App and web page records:
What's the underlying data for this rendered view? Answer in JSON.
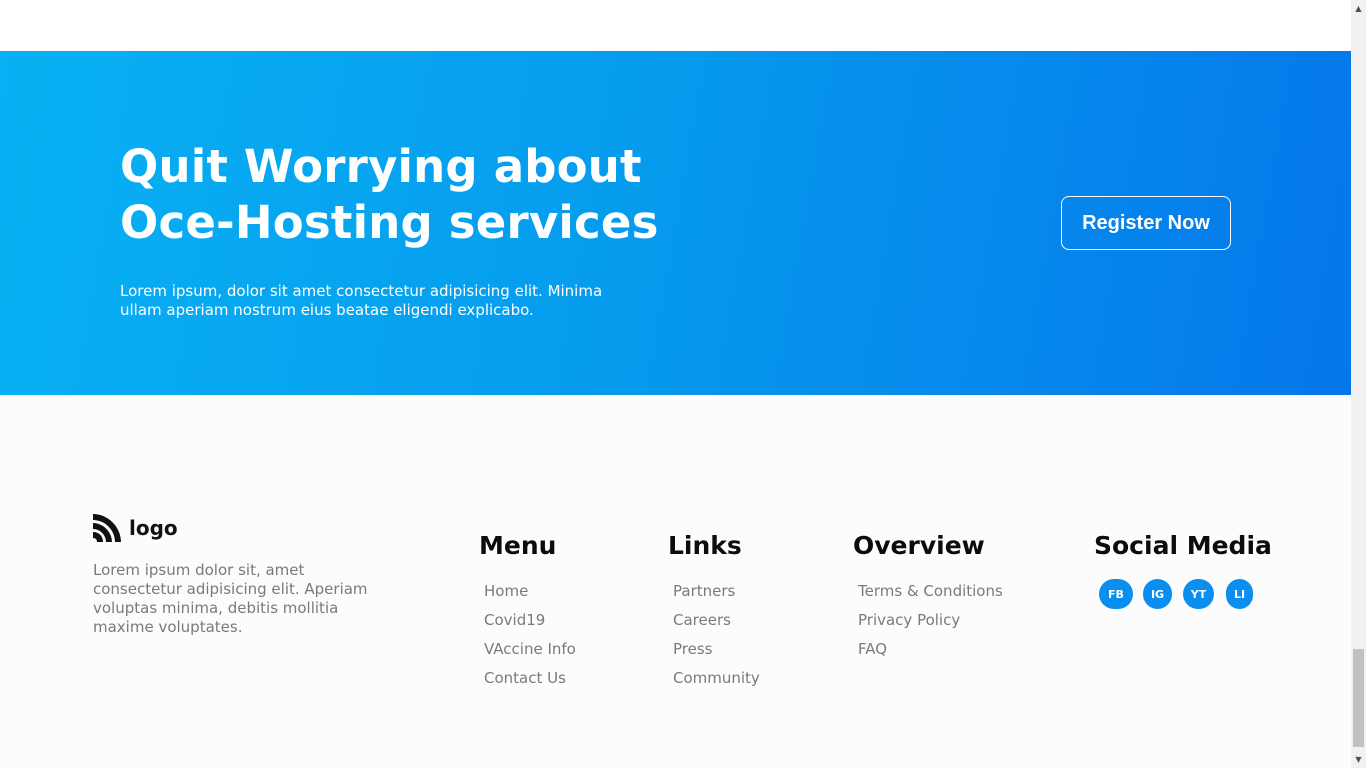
{
  "cta": {
    "title_line1": "Quit Worrying about",
    "title_line2": "Oce-Hosting services",
    "subtitle": "Lorem ipsum, dolor sit amet consectetur adipisicing elit. Minima ullam aperiam nostrum eius beatae eligendi explicabo.",
    "button_label": "Register Now",
    "gradient": [
      "#08b1f3",
      "#0577eb"
    ]
  },
  "footer": {
    "logo_text": "logo",
    "logo_icon": "rss-icon",
    "description": "Lorem ipsum dolor sit, amet consectetur adipisicing elit. Aperiam voluptas minima, debitis mollitia maxime voluptates.",
    "columns": [
      {
        "heading": "Menu",
        "items": [
          "Home",
          "Covid19",
          "VAccine Info",
          "Contact Us"
        ]
      },
      {
        "heading": "Links",
        "items": [
          "Partners",
          "Careers",
          "Press",
          "Community"
        ]
      },
      {
        "heading": "Overview",
        "items": [
          "Terms & Conditions",
          "Privacy Policy",
          "FAQ"
        ]
      }
    ],
    "social": {
      "heading": "Social Media",
      "buttons": [
        "FB",
        "IG",
        "YT",
        "LI"
      ],
      "color": "#0a8ff0"
    }
  },
  "scrollbar": {
    "up_icon": "arrow-up-icon",
    "down_icon": "arrow-down-icon"
  }
}
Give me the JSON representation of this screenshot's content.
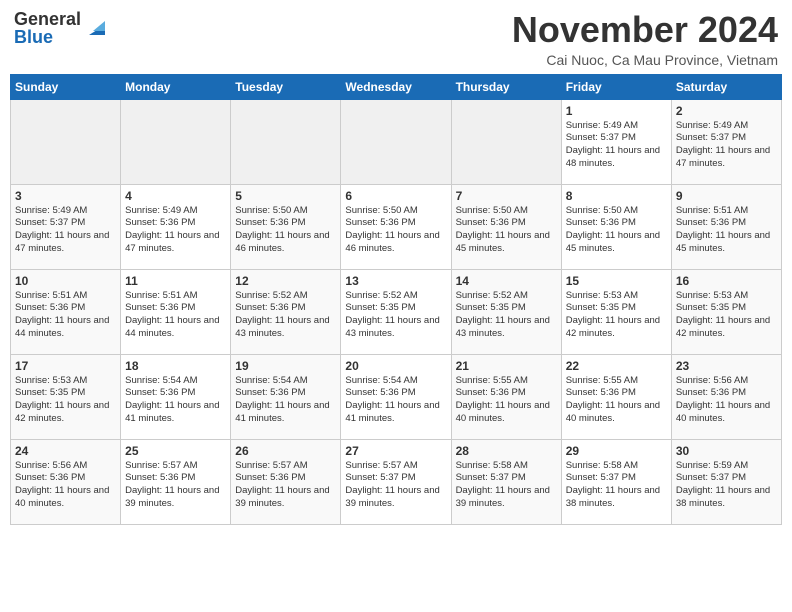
{
  "logo": {
    "line1": "General",
    "line2": "Blue"
  },
  "title": "November 2024",
  "location": "Cai Nuoc, Ca Mau Province, Vietnam",
  "weekdays": [
    "Sunday",
    "Monday",
    "Tuesday",
    "Wednesday",
    "Thursday",
    "Friday",
    "Saturday"
  ],
  "weeks": [
    [
      {
        "day": "",
        "info": ""
      },
      {
        "day": "",
        "info": ""
      },
      {
        "day": "",
        "info": ""
      },
      {
        "day": "",
        "info": ""
      },
      {
        "day": "",
        "info": ""
      },
      {
        "day": "1",
        "info": "Sunrise: 5:49 AM\nSunset: 5:37 PM\nDaylight: 11 hours and 48 minutes."
      },
      {
        "day": "2",
        "info": "Sunrise: 5:49 AM\nSunset: 5:37 PM\nDaylight: 11 hours and 47 minutes."
      }
    ],
    [
      {
        "day": "3",
        "info": "Sunrise: 5:49 AM\nSunset: 5:37 PM\nDaylight: 11 hours and 47 minutes."
      },
      {
        "day": "4",
        "info": "Sunrise: 5:49 AM\nSunset: 5:36 PM\nDaylight: 11 hours and 47 minutes."
      },
      {
        "day": "5",
        "info": "Sunrise: 5:50 AM\nSunset: 5:36 PM\nDaylight: 11 hours and 46 minutes."
      },
      {
        "day": "6",
        "info": "Sunrise: 5:50 AM\nSunset: 5:36 PM\nDaylight: 11 hours and 46 minutes."
      },
      {
        "day": "7",
        "info": "Sunrise: 5:50 AM\nSunset: 5:36 PM\nDaylight: 11 hours and 45 minutes."
      },
      {
        "day": "8",
        "info": "Sunrise: 5:50 AM\nSunset: 5:36 PM\nDaylight: 11 hours and 45 minutes."
      },
      {
        "day": "9",
        "info": "Sunrise: 5:51 AM\nSunset: 5:36 PM\nDaylight: 11 hours and 45 minutes."
      }
    ],
    [
      {
        "day": "10",
        "info": "Sunrise: 5:51 AM\nSunset: 5:36 PM\nDaylight: 11 hours and 44 minutes."
      },
      {
        "day": "11",
        "info": "Sunrise: 5:51 AM\nSunset: 5:36 PM\nDaylight: 11 hours and 44 minutes."
      },
      {
        "day": "12",
        "info": "Sunrise: 5:52 AM\nSunset: 5:36 PM\nDaylight: 11 hours and 43 minutes."
      },
      {
        "day": "13",
        "info": "Sunrise: 5:52 AM\nSunset: 5:35 PM\nDaylight: 11 hours and 43 minutes."
      },
      {
        "day": "14",
        "info": "Sunrise: 5:52 AM\nSunset: 5:35 PM\nDaylight: 11 hours and 43 minutes."
      },
      {
        "day": "15",
        "info": "Sunrise: 5:53 AM\nSunset: 5:35 PM\nDaylight: 11 hours and 42 minutes."
      },
      {
        "day": "16",
        "info": "Sunrise: 5:53 AM\nSunset: 5:35 PM\nDaylight: 11 hours and 42 minutes."
      }
    ],
    [
      {
        "day": "17",
        "info": "Sunrise: 5:53 AM\nSunset: 5:35 PM\nDaylight: 11 hours and 42 minutes."
      },
      {
        "day": "18",
        "info": "Sunrise: 5:54 AM\nSunset: 5:36 PM\nDaylight: 11 hours and 41 minutes."
      },
      {
        "day": "19",
        "info": "Sunrise: 5:54 AM\nSunset: 5:36 PM\nDaylight: 11 hours and 41 minutes."
      },
      {
        "day": "20",
        "info": "Sunrise: 5:54 AM\nSunset: 5:36 PM\nDaylight: 11 hours and 41 minutes."
      },
      {
        "day": "21",
        "info": "Sunrise: 5:55 AM\nSunset: 5:36 PM\nDaylight: 11 hours and 40 minutes."
      },
      {
        "day": "22",
        "info": "Sunrise: 5:55 AM\nSunset: 5:36 PM\nDaylight: 11 hours and 40 minutes."
      },
      {
        "day": "23",
        "info": "Sunrise: 5:56 AM\nSunset: 5:36 PM\nDaylight: 11 hours and 40 minutes."
      }
    ],
    [
      {
        "day": "24",
        "info": "Sunrise: 5:56 AM\nSunset: 5:36 PM\nDaylight: 11 hours and 40 minutes."
      },
      {
        "day": "25",
        "info": "Sunrise: 5:57 AM\nSunset: 5:36 PM\nDaylight: 11 hours and 39 minutes."
      },
      {
        "day": "26",
        "info": "Sunrise: 5:57 AM\nSunset: 5:36 PM\nDaylight: 11 hours and 39 minutes."
      },
      {
        "day": "27",
        "info": "Sunrise: 5:57 AM\nSunset: 5:37 PM\nDaylight: 11 hours and 39 minutes."
      },
      {
        "day": "28",
        "info": "Sunrise: 5:58 AM\nSunset: 5:37 PM\nDaylight: 11 hours and 39 minutes."
      },
      {
        "day": "29",
        "info": "Sunrise: 5:58 AM\nSunset: 5:37 PM\nDaylight: 11 hours and 38 minutes."
      },
      {
        "day": "30",
        "info": "Sunrise: 5:59 AM\nSunset: 5:37 PM\nDaylight: 11 hours and 38 minutes."
      }
    ]
  ]
}
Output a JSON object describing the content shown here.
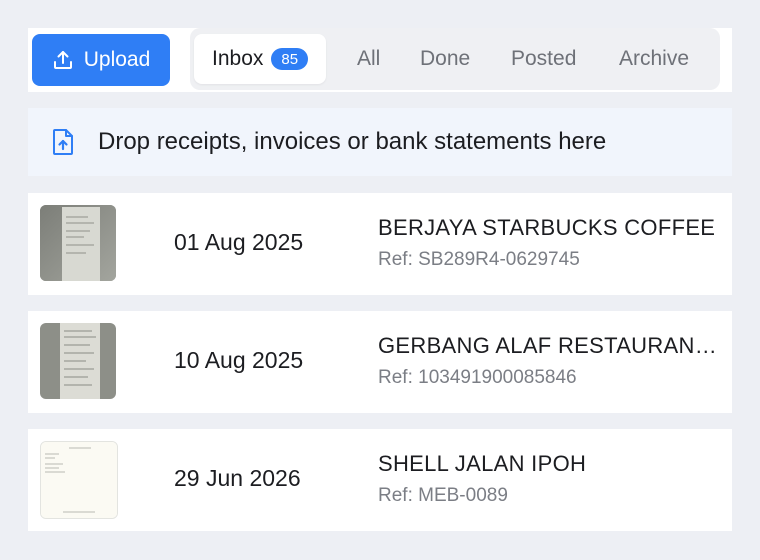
{
  "toolbar": {
    "upload_label": "Upload",
    "tabs": [
      {
        "label": "Inbox",
        "badge": "85",
        "active": true
      },
      {
        "label": "All"
      },
      {
        "label": "Done"
      },
      {
        "label": "Posted"
      },
      {
        "label": "Archive"
      }
    ]
  },
  "dropzone": {
    "text": "Drop receipts, invoices or bank statements here",
    "icon": "file-upload-icon"
  },
  "rows": [
    {
      "date": "01 Aug 2025",
      "merchant": "BERJAYA STARBUCKS COFFEE",
      "ref": "Ref: SB289R4-0629745",
      "thumb": "receipt-photo"
    },
    {
      "date": "10 Aug 2025",
      "merchant": "GERBANG ALAF RESTAURANTS",
      "ref": "Ref: 103491900085846",
      "thumb": "receipt-photo"
    },
    {
      "date": "29 Jun 2026",
      "merchant": "SHELL JALAN IPOH",
      "ref": "Ref: MEB-0089",
      "thumb": "document-preview"
    }
  ],
  "colors": {
    "accent": "#2f7ef5",
    "background": "#edeff4"
  }
}
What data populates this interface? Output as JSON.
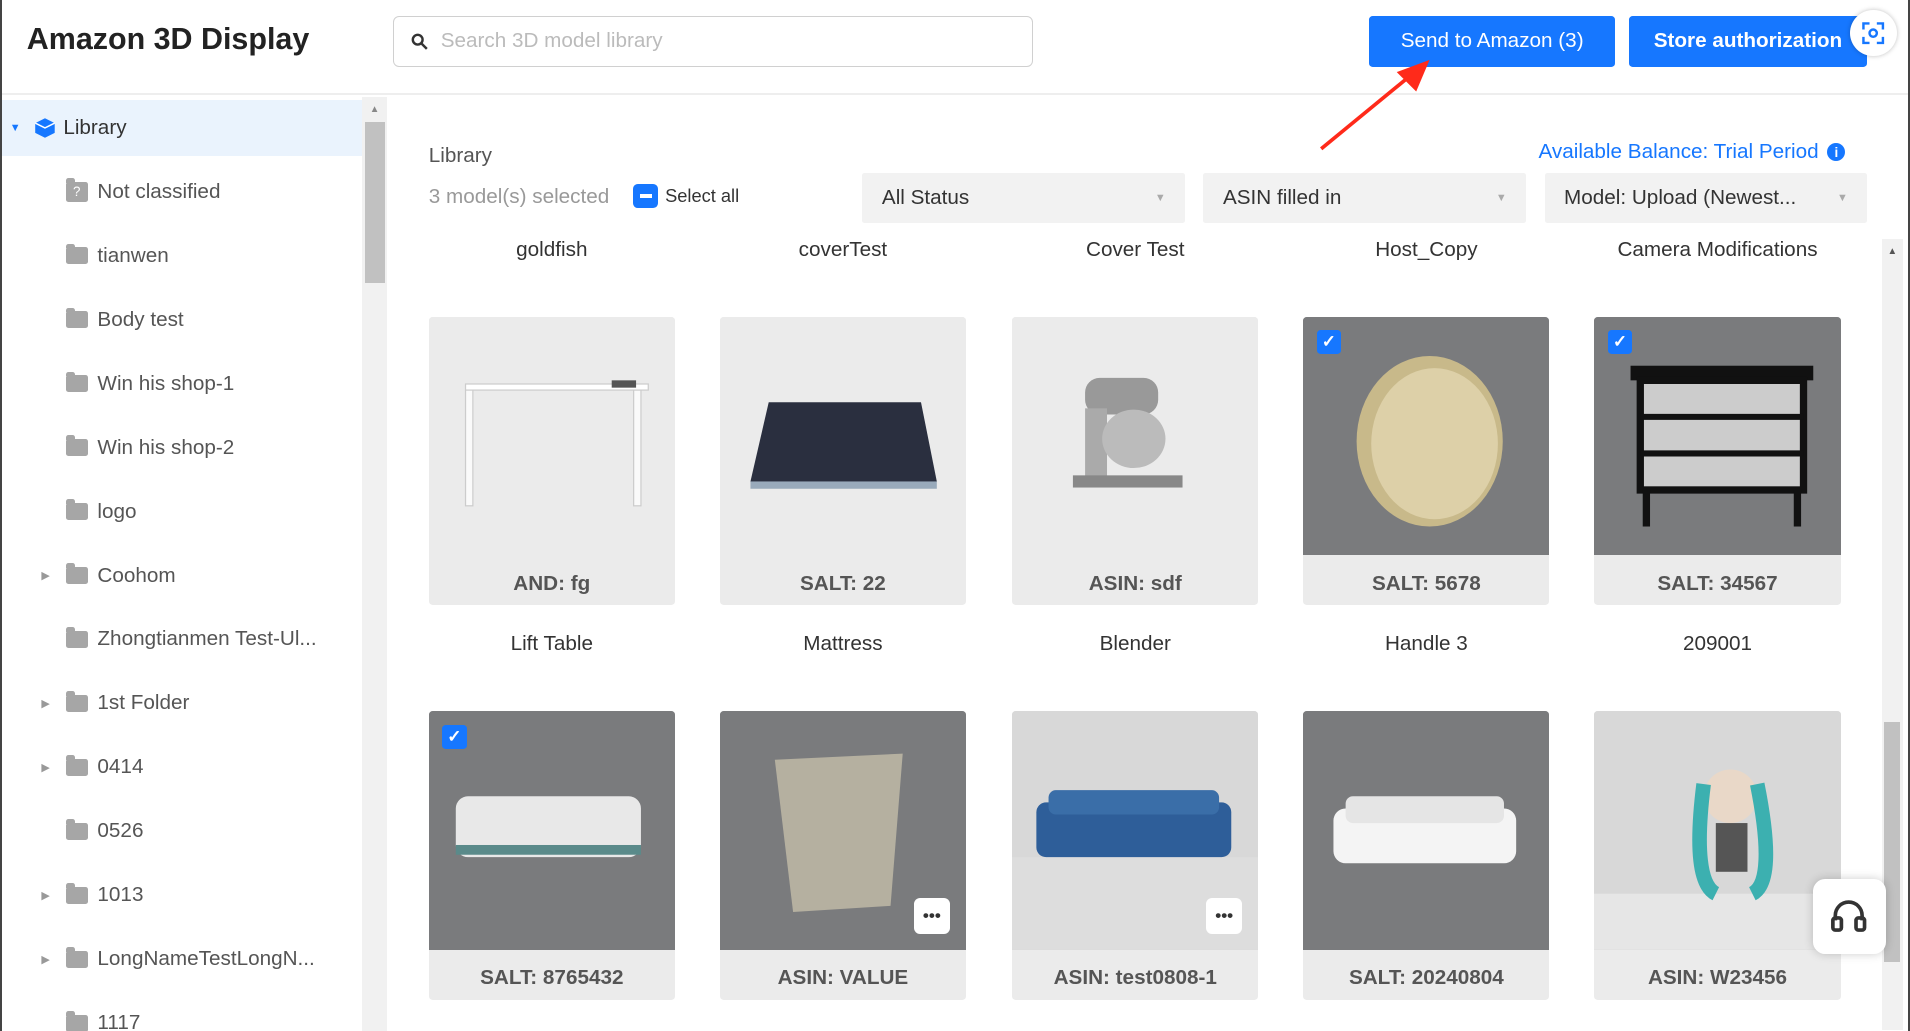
{
  "header": {
    "title": "Amazon 3D Display",
    "search_placeholder": "Search 3D model library",
    "send_button": "Send to Amazon (3)",
    "store_button": "Store authorization"
  },
  "sidebar": {
    "items": [
      {
        "label": "Library",
        "active": true,
        "expandable": true,
        "expanded": true
      },
      {
        "label": "Not classified"
      },
      {
        "label": "tianwen"
      },
      {
        "label": "Body test"
      },
      {
        "label": "Win his shop-1"
      },
      {
        "label": "Win his shop-2"
      },
      {
        "label": "logo"
      },
      {
        "label": "Coohom",
        "expandable": true
      },
      {
        "label": "Zhongtianmen Test-Ul..."
      },
      {
        "label": "1st Folder",
        "expandable": true
      },
      {
        "label": "0414",
        "expandable": true
      },
      {
        "label": "0526"
      },
      {
        "label": "1013",
        "expandable": true
      },
      {
        "label": "LongNameTestLongN...",
        "expandable": true
      },
      {
        "label": "1117"
      }
    ]
  },
  "main": {
    "breadcrumb": "Library",
    "selected_count": "3 model(s) selected",
    "select_all": "Select all",
    "filters": {
      "status": "All Status",
      "asin": "ASIN filled in",
      "sort": "Model: Upload (Newest..."
    },
    "balance": "Available Balance: Trial Period",
    "top_names": [
      "goldfish",
      "coverTest",
      "Cover Test",
      "Host_Copy",
      "Camera Modifications"
    ],
    "rows": [
      {
        "cards": [
          {
            "label": "AND: fg",
            "checked": false,
            "theme": "light",
            "name": "Lift Table"
          },
          {
            "label": "SALT: 22",
            "checked": false,
            "theme": "light",
            "name": "Mattress"
          },
          {
            "label": "ASIN: sdf",
            "checked": false,
            "theme": "light",
            "name": "Blender"
          },
          {
            "label": "SALT: 5678",
            "checked": true,
            "theme": "dark",
            "name": "Handle 3"
          },
          {
            "label": "SALT: 34567",
            "checked": true,
            "theme": "dark",
            "name": "209001"
          }
        ]
      },
      {
        "cards": [
          {
            "label": "SALT: 8765432",
            "checked": true,
            "theme": "dark",
            "more": false
          },
          {
            "label": "ASIN: VALUE",
            "checked": false,
            "theme": "dark",
            "more": true
          },
          {
            "label": "ASIN: test0808-1",
            "checked": false,
            "theme": "room",
            "more": true
          },
          {
            "label": "SALT: 20240804",
            "checked": false,
            "theme": "dark",
            "more": false
          },
          {
            "label": "ASIN: W23456",
            "checked": false,
            "theme": "room",
            "more": false
          }
        ]
      }
    ]
  },
  "colors": {
    "accent": "#1677ff",
    "arrow": "#ff2a1a"
  }
}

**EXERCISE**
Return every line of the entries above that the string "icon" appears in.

**EXERCISE SOLUTION**
    "logo_icon": "rss-icon",
    "up_icon": "arrow-up-icon",
    "down_icon": "arrow-down-icon"
    "icon": "file-upload-icon"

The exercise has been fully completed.